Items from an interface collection
□ □ □ □ □

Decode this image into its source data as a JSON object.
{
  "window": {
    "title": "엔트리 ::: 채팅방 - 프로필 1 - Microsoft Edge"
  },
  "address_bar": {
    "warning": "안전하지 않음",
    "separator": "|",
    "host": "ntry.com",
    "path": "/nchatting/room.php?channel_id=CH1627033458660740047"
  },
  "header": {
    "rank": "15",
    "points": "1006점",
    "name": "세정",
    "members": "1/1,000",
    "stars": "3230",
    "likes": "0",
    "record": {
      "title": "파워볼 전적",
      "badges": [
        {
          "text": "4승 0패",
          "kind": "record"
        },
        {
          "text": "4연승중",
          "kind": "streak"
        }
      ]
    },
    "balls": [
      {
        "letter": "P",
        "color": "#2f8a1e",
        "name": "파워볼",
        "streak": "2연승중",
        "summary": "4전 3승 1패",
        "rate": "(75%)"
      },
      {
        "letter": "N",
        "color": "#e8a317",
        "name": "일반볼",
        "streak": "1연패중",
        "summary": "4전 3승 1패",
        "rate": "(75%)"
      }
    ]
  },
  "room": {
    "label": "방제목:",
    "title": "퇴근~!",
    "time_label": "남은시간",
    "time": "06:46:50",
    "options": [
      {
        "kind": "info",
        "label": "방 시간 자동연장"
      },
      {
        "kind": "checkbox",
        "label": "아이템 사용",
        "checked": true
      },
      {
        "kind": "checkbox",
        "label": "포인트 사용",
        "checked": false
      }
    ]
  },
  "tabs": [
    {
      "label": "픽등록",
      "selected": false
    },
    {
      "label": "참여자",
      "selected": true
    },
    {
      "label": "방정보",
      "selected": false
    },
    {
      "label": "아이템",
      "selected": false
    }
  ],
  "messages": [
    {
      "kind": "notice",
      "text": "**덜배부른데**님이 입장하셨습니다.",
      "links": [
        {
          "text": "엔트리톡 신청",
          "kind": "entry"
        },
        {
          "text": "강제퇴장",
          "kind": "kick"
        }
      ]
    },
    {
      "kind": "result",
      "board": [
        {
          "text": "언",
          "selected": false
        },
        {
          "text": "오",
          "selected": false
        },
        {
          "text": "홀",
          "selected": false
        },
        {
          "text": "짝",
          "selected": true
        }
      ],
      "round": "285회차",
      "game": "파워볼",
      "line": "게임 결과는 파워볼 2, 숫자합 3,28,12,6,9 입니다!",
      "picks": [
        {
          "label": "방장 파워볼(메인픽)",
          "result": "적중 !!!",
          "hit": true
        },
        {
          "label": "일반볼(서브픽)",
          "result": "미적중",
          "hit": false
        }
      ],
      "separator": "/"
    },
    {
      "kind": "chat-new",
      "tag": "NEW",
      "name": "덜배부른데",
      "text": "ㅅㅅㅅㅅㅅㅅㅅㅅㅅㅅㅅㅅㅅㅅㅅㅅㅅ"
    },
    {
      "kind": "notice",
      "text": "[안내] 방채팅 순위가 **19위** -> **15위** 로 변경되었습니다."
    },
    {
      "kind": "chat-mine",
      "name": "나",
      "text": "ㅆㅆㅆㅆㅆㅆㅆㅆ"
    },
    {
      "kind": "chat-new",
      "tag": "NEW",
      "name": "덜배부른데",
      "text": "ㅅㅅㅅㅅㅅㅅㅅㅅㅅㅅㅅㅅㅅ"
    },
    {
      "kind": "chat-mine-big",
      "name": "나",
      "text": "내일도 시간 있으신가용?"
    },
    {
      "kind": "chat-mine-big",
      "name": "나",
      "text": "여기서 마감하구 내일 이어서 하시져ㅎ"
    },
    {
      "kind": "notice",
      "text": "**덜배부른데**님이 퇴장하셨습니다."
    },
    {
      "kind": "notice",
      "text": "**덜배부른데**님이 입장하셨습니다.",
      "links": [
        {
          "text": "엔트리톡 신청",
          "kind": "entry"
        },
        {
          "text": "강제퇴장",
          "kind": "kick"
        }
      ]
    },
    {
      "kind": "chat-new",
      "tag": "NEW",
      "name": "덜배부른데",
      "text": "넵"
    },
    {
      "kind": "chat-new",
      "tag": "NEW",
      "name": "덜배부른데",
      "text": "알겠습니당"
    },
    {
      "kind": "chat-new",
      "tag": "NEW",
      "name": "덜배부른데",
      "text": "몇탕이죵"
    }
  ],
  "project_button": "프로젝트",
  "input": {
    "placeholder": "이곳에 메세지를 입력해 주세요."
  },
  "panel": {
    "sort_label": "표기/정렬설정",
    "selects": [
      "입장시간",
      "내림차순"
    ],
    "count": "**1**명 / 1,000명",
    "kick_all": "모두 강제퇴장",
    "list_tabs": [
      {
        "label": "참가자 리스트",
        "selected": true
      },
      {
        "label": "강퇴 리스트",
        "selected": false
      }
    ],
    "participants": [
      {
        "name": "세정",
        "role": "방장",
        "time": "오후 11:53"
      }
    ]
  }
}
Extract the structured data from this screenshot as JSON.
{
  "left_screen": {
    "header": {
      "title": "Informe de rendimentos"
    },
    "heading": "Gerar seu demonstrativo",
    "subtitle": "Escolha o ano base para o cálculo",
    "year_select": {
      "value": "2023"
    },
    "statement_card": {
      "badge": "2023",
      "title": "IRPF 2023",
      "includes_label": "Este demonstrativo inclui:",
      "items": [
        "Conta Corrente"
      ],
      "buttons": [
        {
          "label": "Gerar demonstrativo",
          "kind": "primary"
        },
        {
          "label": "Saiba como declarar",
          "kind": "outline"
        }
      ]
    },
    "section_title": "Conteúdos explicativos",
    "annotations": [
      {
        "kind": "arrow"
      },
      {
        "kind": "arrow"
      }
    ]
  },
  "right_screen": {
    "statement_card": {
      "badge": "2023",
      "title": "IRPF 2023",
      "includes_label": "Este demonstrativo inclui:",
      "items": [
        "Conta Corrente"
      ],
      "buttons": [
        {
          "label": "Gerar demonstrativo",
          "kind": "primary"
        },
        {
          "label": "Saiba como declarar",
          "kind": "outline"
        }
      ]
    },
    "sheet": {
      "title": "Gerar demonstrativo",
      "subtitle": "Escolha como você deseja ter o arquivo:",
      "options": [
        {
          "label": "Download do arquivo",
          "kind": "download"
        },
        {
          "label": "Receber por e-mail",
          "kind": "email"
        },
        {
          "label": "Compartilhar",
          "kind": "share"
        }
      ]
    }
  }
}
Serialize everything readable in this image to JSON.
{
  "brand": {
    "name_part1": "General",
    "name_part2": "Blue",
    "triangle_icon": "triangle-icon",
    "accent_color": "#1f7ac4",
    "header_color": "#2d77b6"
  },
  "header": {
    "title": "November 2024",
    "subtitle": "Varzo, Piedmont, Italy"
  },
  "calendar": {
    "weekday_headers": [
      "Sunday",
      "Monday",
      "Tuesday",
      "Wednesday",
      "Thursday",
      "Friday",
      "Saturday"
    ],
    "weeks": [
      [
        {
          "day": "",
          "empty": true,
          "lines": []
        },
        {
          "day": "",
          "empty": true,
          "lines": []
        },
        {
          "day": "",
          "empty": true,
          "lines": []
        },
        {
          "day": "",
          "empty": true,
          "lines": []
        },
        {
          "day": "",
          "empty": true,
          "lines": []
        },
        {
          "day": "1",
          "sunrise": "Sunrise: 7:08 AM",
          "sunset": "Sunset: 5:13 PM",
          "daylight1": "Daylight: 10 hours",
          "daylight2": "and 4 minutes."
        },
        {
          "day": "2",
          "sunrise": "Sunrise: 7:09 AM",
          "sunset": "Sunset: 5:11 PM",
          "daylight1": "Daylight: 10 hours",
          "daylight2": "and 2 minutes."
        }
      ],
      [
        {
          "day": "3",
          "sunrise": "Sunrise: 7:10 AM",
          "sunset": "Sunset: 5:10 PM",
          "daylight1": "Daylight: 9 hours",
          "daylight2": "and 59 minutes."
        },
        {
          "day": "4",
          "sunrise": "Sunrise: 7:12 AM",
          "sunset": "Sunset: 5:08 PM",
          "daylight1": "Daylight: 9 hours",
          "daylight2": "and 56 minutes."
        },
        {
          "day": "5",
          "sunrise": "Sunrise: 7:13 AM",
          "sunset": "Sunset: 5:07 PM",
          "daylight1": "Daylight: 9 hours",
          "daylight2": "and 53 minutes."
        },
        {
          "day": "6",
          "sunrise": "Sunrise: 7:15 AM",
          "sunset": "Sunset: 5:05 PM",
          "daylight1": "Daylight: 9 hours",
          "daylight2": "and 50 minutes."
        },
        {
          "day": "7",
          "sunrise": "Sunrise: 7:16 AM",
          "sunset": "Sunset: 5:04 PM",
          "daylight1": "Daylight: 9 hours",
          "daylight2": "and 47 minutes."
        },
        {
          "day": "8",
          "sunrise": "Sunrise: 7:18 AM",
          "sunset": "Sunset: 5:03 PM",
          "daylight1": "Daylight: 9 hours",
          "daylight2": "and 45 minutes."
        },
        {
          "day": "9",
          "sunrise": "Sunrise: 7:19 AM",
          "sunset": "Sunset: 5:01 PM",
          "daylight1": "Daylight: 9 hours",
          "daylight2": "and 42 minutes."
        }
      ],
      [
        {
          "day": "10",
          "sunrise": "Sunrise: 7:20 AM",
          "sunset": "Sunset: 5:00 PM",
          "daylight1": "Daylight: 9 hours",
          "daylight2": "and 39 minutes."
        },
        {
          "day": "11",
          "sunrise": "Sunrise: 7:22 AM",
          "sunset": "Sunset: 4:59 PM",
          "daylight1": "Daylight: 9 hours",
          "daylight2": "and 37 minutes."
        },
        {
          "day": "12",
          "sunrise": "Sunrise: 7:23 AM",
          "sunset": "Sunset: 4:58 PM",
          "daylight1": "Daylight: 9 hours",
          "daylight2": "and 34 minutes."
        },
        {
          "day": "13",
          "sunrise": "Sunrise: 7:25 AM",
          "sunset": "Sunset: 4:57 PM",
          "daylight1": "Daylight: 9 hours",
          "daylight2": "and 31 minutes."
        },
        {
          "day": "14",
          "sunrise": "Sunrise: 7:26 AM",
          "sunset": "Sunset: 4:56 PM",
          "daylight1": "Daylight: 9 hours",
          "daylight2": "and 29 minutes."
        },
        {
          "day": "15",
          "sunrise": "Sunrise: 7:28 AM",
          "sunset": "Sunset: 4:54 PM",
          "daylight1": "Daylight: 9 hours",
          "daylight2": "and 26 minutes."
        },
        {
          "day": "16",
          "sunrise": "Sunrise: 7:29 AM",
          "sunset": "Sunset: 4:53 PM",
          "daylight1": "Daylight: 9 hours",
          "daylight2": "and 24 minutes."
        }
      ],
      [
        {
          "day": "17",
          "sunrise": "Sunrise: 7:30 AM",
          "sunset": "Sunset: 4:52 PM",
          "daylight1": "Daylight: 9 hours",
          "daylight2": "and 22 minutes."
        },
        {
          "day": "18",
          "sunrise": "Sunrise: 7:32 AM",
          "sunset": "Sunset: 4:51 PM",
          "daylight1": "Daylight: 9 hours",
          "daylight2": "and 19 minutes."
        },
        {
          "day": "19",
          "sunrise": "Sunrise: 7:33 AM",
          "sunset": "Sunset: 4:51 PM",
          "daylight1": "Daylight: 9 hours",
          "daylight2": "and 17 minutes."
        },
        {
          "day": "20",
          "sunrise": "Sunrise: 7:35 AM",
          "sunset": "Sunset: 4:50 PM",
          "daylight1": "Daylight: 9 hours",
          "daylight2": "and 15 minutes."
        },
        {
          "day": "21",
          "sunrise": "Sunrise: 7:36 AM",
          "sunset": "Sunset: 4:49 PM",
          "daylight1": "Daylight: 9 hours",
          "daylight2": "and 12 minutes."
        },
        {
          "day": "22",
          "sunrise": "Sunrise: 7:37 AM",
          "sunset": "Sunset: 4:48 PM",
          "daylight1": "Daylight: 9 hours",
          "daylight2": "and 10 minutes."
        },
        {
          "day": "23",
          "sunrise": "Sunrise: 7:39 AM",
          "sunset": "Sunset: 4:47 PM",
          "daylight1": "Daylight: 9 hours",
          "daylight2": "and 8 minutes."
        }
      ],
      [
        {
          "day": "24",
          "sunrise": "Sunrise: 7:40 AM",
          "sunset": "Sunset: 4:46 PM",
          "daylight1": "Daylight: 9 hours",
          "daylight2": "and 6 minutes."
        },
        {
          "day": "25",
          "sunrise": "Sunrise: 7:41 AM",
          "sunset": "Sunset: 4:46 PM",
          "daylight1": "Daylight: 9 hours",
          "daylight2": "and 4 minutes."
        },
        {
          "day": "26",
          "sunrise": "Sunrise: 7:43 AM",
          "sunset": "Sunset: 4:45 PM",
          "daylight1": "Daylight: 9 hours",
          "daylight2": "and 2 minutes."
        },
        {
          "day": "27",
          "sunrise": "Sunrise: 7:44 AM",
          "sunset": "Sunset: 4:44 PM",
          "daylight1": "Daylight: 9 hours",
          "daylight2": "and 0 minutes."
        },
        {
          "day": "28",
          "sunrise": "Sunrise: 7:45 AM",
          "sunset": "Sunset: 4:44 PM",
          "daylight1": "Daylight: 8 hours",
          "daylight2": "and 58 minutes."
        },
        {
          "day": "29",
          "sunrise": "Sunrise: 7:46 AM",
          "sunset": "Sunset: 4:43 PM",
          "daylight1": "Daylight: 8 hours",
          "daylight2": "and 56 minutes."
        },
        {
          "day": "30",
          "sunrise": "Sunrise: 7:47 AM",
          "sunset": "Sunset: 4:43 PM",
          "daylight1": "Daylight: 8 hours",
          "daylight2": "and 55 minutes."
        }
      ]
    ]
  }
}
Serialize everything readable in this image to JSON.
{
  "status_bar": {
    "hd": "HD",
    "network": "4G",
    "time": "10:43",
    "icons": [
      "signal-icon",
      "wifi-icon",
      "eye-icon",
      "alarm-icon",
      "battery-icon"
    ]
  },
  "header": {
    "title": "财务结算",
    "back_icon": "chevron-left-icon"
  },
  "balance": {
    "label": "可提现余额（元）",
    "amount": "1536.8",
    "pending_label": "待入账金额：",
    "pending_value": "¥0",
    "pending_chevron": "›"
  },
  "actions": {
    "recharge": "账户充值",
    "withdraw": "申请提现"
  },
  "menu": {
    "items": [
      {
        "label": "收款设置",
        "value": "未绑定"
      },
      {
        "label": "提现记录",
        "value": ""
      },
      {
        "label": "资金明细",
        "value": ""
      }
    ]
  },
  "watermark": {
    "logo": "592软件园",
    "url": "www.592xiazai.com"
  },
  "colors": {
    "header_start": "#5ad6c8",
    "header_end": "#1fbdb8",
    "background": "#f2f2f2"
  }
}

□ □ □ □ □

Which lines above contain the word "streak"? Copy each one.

          "kind": "streak"
        "streak": "2연승중",
        "streak": "1연패중",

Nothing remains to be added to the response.